Bartholomaeus, Anglicus, 13th cent., Trevisa, John, d. 1402., Batman, Stephen, d. 1584.

De generatione coloris. chap. 3.

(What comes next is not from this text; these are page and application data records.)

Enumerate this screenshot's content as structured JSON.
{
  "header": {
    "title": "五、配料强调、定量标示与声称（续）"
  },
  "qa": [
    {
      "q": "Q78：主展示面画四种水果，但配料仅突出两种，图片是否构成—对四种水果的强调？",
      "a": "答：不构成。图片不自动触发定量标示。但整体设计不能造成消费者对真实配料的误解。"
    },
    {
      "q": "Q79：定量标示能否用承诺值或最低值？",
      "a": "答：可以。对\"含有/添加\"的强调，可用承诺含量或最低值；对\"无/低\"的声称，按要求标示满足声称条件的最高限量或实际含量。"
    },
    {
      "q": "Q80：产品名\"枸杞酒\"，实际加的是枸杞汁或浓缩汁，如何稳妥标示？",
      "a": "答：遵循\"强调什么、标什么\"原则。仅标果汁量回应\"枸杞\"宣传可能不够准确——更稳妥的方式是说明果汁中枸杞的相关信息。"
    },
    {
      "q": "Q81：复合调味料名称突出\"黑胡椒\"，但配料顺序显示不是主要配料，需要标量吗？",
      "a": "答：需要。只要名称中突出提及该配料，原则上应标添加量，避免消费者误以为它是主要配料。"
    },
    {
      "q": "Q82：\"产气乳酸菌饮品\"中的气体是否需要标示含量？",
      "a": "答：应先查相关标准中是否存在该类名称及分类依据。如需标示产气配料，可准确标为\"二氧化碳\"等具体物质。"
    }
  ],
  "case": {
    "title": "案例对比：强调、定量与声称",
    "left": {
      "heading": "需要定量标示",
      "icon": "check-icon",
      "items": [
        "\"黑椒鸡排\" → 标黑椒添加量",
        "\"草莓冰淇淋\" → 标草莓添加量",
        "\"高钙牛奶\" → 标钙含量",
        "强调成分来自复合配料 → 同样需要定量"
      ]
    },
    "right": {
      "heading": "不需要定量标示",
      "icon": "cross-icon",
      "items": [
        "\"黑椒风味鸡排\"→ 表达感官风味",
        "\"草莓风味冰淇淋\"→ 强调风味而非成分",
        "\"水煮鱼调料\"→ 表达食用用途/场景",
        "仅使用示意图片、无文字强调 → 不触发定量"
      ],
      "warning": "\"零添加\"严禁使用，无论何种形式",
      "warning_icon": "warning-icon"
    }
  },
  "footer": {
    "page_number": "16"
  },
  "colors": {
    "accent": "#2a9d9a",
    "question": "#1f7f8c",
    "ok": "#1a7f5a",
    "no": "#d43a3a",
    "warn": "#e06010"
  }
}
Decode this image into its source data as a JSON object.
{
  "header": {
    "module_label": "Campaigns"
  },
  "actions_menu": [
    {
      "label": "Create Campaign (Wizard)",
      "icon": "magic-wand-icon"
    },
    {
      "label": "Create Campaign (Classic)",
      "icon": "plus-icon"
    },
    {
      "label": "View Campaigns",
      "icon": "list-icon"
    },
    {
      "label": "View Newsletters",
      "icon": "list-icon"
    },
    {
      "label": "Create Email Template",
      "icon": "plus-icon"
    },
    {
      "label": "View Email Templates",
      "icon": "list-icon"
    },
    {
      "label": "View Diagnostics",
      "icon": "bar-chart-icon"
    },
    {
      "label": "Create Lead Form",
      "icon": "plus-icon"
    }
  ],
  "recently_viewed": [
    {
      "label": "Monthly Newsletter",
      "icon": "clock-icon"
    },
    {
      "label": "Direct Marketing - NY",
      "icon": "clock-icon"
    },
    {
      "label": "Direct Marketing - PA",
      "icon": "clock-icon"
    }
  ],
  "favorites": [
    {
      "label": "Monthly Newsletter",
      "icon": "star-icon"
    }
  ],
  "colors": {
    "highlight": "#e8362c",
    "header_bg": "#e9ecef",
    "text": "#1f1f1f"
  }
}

THen in the matter of cléere coulour, drinesse hath the masterie, or moy∣sture hath the masterie, or the matter is meanly drye and moyst: and if drinesse hath masterie in the matter, then ye wor∣king of heate hath the mastrie, then is white colour gendered, for heate maketh the matter thin, and spredeth and depar∣teth the parts thereof, and maketh them subtill, and gendreth cléernesse & bright∣nesse. And in this wise Arist. speaketh in li. de Animalibus 19. and saith, That white coulour is gendred of scarsitie of humour in drie matter by mastrie of heat that worketh and maketh the mat∣ter subtill or small, as it fareth in mem∣bers & in bones burnt; and in other such. And if colde hath masterie, & worketh in dry matter, then is blacke colour gende∣red, for cold gathereth & constraineth the parts of dry matter and fasteneth them togethers, & maketh them sad & dimme. And dimnesse is not onely priuation of Page  [unnumbered] light, but also of colour: for cléernesse is diuersitie both of light and of colour: for cléerenesse, is a certaine condition of things that are séene, and then the mat∣ter is determined drye, that néedeth to the generation of white colour, & right so blacke colour is gendred. Then if the matter be moyst, then the heate which hath mastrie gendreth blacke coulour: for heate burneth and also wasteth the moyst partes, and altereth and tourneth the moysture, which passeth out, into blacke smoke, as it fareth in wood, which is gréene and moyst: for out of the ends thereof, commeth blacke humour when it is burned. Héerof Aristo. speaketh in libro. Meth. and saith, that in poores of things that burneth, is féeble humour that may not withstand the heate of the fire, nor is sodainly stuffed, but it rather nourisheth and féedeth the fire: and so it is sooth, that fire worketh principally in moyst things, & that moyst things is cause of black coulour. By working of heate, it maketh subtil humour, and moi∣sture of water and of aire passe out of the matter, and then thus leaueth earthy matter and thicke, therefore it néedeth that blacke colour be gendered. Quarto li. Metheo. Arist. saith, that subtill kinde of earth and cléernesse of water, & kinde of aire maketh whitenesse in quicke sil∣uer, the contrary héereof gendreth black∣nesse in the drye matter that leaueth by working of heate in moist matter. And so lib. 19. Arist. saith, that blacknes gen∣dreth in the eye because of multitude of moysture, for heate worketh kindlye in moyst matter, and maketh therein dige∣stion, and fastneth and drieth it, and le∣ueth there blacke at last.